South Ballina – 17 August 2020

We had some wild weather and rain over the weekend, so I decided to fish on Monday. The swell was set to drop throughout the day. I walked out onto the rockwall at South Ballina just after first light but about 20 minutes before dawn. The wind was cold but light from the west. As the sky lit up, the birds started circling as did the dolphins, so the bait had to be there. Sunrise was at 6.15 am and high tide was at about 7.00 am. It was three days to the new moon.

I started fishing with my heavier Daiwa Demonblood 962 rod, Daiwa TD SOL III LT 6000 D reel, 30lb main line braid and 30 lb fluorocarbon leader, a 1/4 ounce, size 1/0 hook jighead, loaded with a 5″ GULP Jerkshad in the Lime Tiger colour. I caught a couple of decent bream, but then I started losing the tails of my soft plastics at the base of the rocks. I then swapped to a 60 gram Halco twisty and threw that around until just after dawn. That lure did not elicit any hook-ups.

Once the sun was up, the birds started dive bombing but there were no surface bust ups.

The bait was back

I swapped back to soft plastics and a couple of times I saw decent sized tailor follow my soft plastics in and swipe at them but they always missed. I swapped down to Daiwa Crossfire 1062 with 20lb braid, 16lb leader and 1/6th oz size 1/0 jighead. Then predictably, a big tailor grabbed my Mad Scientist Lime Tiger jerkshad (I had finished all my GULPs in the Lime Tiger colour) at the base of the rocks, pulled for a few seconds and then bit through. I re-rigged with a 1/4 ounce jighead and put on a GULP 4″ minnow in the Watermelon Pearl colour. This caught a solid 35 cm plus bream, followed by a few smaller ones, then they bit through the tail. I put another Mad Scientist Lime Tiger coloured Jerkshad on and, after a few casts I hooked and landed a decent 50 cm tailor.

The birds were really working now, but always just out of reach. I was casting and retrieving fairly quickly now. I saw a group of tailor follow the lure in and right at the base of the rocks a decent sized one swallowed the jighead and lure and bit through. I moved back to my heavy rig and tried the 60 gram Halco Twisty for about twenty casts with no luck.

I fished here a few more mornings later in the month, after the new moon. I caught and was bitten off by tailor during both sessions but it was long time between the fish. As usual I swapped down to my lighter gear when things got quiet. I caught a few good bream and then got monstered by something at the base of the rocks. Not sure when I will learn some patience.

Bribie – the bridge and the old oyster jetty flats – 12 September 2014

Friday
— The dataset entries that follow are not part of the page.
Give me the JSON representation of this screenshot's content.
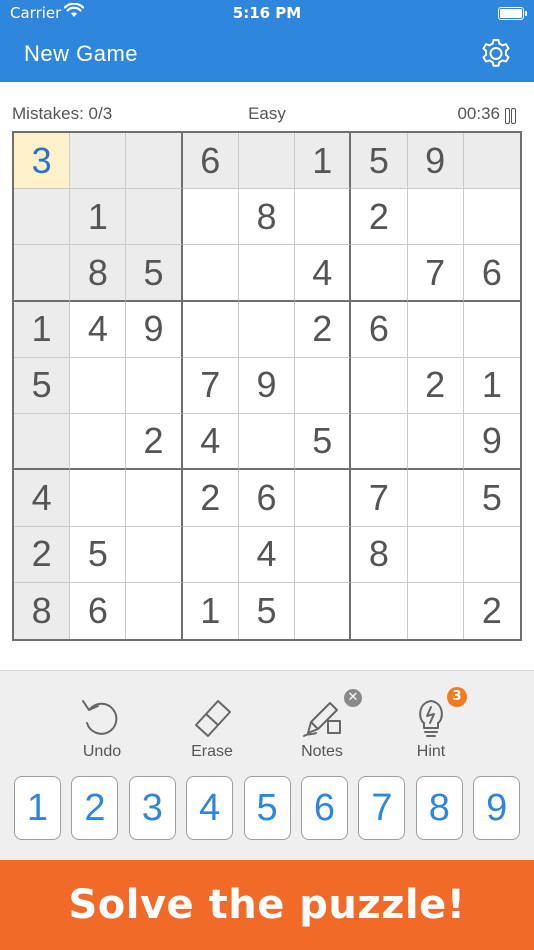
{
  "status_bar": {
    "carrier": "Carrier",
    "time": "5:16 PM"
  },
  "nav": {
    "title": "New Game",
    "settings_icon": "gear-icon"
  },
  "info": {
    "mistakes": "Mistakes: 0/3",
    "level": "Easy",
    "timer": "00:36"
  },
  "board": {
    "rows": [
      [
        "3",
        "",
        "",
        "6",
        "",
        "1",
        "5",
        "9",
        ""
      ],
      [
        "",
        "1",
        "",
        "",
        "8",
        "",
        "2",
        "",
        ""
      ],
      [
        "",
        "8",
        "5",
        "",
        "",
        "4",
        "",
        "7",
        "6"
      ],
      [
        "1",
        "4",
        "9",
        "",
        "",
        "2",
        "6",
        "",
        ""
      ],
      [
        "5",
        "",
        "",
        "7",
        "9",
        "",
        "",
        "2",
        "1"
      ],
      [
        "",
        "",
        "2",
        "4",
        "",
        "5",
        "",
        "",
        "9"
      ],
      [
        "4",
        "",
        "",
        "2",
        "6",
        "",
        "7",
        "",
        "5"
      ],
      [
        "2",
        "5",
        "",
        "",
        "4",
        "",
        "8",
        "",
        ""
      ],
      [
        "8",
        "6",
        "",
        "1",
        "5",
        "",
        "",
        "",
        "2"
      ]
    ],
    "selected": [
      0,
      0
    ],
    "colors": {
      "highlight": "#ececec",
      "selected": "#fcf1c9",
      "selected_text": "#2f6fc8",
      "given_text": "#555555"
    }
  },
  "tools": {
    "undo": {
      "label": "Undo",
      "icon": "undo-icon"
    },
    "erase": {
      "label": "Erase",
      "icon": "eraser-icon"
    },
    "notes": {
      "label": "Notes",
      "icon": "pencil-icon",
      "state_icon": "close-icon"
    },
    "hint": {
      "label": "Hint",
      "icon": "lightbulb-icon",
      "badge": "3"
    }
  },
  "numpad": [
    "1",
    "2",
    "3",
    "4",
    "5",
    "6",
    "7",
    "8",
    "9"
  ],
  "cta": {
    "label": "Solve the puzzle!"
  },
  "colors": {
    "primary": "#2f86dd",
    "accent": "#f26a28",
    "badge": "#f47a1f"
  }
}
Another late report – but it may be relevant for anyone planning to fish at Bribie over the school holidays, to get a feel for what is going on. I am planning to get down to Iluka in the next few weeks, so watch this space for a bit more variety.

So I drove back up to Bribie Island to fish my favourite spot on the mainland side of the Pumicestone Passage. I arrived just after first light at about 5.00 am. Low tide would be at 5.25 am. There was a light southerly wind blowing and it was cloudy.

There was a fair amount of bait jumping around under the bridge lights so I decided to start fishing in that area. As I walked out under the bridge I noticed plenty of ‘lies’ showing where the flathead had moved up to feed on the night time high tide.

I started with a small 3” GULP Minnow soft plastic in the Smelt (Grey & white) colour. This plastic looks like just about any small profile bait fish and has a nice soft texture. I cast it towards the edge of the reef, just to the south of the fifth bridge pylon. I waited for it to sink to the bottom and as I lifted, a fish attacked. There was no hesitation and this one hooked itself, as soon as it bit down. It can be a challenge to keep your fish in this area. There are lots of big clumps of weed and rocky outcrops. This fish was a good size and it wrapped itself around a few large weed clumps. Fortunately, the water was shallow enough and I was able to walk up close and free it. After a few minutes of back and forth, I pulled it safely to shore. A solid 57cm flathead, on my first cast – it was a great start.

 

I tried in the same area for another, but I think my wading around had spooked any remaining fish. It was now low tide and the water was not really moving. I waded to the south. I moved past the old oyster jetty and swapped to the paddle tailed Mad Scientist 6” Optishad soft plastic. I was fishing with a 1/8th ounce, size 1/0 hook jighead and 10lb fluorocarbon leader. At about 6.30 am, I found another flathead, about 40cm long. Then about ten minutes later another smaller fish.

As the tide started to run in, I made my way slowly down to the channel marker, casting into the current and found four more fish – all on the Mad Scientist soft plastic. Only two were about 45cm so I added these to the first one for a family supper. At about 9.00 am I stopped for the day.